Filter these records by the string "Access", copying each line that holds it.

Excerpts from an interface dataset
►
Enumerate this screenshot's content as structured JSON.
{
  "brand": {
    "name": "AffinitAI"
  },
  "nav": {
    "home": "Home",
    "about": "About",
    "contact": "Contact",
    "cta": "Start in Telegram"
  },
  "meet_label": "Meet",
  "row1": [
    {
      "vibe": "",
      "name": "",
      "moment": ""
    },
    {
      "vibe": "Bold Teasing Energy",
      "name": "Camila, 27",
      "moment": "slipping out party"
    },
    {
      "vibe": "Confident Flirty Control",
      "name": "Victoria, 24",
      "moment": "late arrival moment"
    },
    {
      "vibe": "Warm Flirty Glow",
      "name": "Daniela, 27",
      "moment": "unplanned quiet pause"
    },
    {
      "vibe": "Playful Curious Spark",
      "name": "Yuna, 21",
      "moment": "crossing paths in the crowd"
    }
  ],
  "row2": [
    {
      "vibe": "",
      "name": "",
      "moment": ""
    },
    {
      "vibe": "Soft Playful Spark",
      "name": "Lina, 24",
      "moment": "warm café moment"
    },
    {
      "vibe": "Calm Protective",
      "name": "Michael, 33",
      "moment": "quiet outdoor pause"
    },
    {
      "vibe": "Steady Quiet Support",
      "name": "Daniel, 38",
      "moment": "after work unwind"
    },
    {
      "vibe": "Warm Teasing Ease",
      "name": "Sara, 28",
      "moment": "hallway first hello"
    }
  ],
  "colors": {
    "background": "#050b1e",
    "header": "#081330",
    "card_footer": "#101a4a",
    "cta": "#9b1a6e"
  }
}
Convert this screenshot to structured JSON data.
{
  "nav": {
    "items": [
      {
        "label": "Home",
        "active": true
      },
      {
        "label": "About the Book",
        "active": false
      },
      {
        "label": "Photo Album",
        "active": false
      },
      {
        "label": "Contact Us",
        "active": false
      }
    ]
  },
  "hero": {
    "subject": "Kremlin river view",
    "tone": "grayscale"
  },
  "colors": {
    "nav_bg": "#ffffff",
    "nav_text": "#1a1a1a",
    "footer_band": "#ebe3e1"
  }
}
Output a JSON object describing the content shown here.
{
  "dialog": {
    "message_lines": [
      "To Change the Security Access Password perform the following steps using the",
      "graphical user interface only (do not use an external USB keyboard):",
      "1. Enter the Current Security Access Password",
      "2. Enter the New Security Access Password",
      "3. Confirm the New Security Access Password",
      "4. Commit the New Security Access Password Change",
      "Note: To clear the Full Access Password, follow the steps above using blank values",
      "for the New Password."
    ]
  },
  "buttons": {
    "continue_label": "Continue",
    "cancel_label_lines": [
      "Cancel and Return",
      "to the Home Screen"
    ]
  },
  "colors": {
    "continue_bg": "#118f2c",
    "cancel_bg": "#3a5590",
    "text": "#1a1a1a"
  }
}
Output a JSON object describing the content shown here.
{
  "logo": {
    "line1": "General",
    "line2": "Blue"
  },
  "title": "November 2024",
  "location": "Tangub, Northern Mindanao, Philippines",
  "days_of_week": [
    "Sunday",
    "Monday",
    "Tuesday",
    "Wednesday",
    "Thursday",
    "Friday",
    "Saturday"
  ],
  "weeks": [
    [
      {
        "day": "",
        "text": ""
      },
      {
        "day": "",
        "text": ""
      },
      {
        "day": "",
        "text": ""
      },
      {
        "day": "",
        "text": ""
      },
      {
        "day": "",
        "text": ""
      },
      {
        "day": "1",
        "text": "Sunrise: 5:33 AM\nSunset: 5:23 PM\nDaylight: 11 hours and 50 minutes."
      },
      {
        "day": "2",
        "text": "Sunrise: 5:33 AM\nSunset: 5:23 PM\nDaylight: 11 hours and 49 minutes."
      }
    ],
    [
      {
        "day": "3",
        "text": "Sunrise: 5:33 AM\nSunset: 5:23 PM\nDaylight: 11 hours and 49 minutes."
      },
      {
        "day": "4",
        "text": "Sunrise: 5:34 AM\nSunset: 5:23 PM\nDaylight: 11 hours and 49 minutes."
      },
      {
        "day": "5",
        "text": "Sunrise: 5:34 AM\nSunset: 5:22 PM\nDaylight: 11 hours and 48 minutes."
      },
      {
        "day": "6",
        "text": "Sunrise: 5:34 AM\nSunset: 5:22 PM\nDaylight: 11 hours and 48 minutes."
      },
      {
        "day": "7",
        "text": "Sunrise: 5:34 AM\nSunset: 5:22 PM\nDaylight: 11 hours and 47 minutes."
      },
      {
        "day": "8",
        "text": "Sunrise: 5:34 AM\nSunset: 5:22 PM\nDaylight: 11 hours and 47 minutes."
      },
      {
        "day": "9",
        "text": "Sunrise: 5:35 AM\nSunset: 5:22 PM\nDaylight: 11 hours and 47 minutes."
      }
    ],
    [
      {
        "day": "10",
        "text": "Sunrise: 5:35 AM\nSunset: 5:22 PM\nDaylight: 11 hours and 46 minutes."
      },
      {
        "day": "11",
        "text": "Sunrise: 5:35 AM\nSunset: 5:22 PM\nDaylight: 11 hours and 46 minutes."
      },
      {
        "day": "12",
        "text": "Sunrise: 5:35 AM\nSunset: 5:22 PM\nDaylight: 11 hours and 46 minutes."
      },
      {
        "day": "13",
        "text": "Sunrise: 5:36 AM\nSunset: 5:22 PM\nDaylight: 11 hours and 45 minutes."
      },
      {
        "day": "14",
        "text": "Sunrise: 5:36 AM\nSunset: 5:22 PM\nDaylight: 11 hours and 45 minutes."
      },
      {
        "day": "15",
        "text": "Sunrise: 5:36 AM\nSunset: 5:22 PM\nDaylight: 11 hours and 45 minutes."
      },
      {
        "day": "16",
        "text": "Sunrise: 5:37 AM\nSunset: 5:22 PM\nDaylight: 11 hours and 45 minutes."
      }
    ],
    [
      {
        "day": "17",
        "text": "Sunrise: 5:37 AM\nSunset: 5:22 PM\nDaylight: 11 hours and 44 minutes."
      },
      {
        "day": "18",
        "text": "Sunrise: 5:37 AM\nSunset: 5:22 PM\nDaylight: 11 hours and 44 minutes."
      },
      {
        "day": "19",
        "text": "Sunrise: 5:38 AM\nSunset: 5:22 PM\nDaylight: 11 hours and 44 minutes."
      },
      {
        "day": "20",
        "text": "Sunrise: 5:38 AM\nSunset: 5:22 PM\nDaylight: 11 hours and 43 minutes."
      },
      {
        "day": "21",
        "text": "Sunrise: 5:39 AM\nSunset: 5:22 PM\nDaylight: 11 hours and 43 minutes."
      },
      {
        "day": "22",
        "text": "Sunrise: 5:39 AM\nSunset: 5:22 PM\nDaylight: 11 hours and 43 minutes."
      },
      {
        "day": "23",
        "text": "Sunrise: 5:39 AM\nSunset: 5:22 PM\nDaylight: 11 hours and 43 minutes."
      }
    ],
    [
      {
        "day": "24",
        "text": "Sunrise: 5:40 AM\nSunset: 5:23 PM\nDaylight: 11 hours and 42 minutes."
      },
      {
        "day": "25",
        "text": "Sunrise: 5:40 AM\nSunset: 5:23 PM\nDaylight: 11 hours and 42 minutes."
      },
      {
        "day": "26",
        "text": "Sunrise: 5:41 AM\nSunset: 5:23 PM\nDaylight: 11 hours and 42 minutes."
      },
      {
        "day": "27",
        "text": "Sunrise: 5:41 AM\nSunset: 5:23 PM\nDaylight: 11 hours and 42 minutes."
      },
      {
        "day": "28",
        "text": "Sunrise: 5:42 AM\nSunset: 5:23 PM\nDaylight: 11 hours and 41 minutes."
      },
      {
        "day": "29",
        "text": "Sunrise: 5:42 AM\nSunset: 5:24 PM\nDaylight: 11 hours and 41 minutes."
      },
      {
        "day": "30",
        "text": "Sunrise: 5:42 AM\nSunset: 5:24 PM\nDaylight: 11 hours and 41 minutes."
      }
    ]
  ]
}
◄
**TASK ANSWER**
      "To Change the Security Access Password perform the following steps using the",
      "1. Enter the Current Security Access Password",
      "2. Enter the New Security Access Password",
      "3. Confirm the New Security Access Password",
      "4. Commit the New Security Access Password Change",
      "Note: To clear the Full Access Password, follow the steps above using blank values",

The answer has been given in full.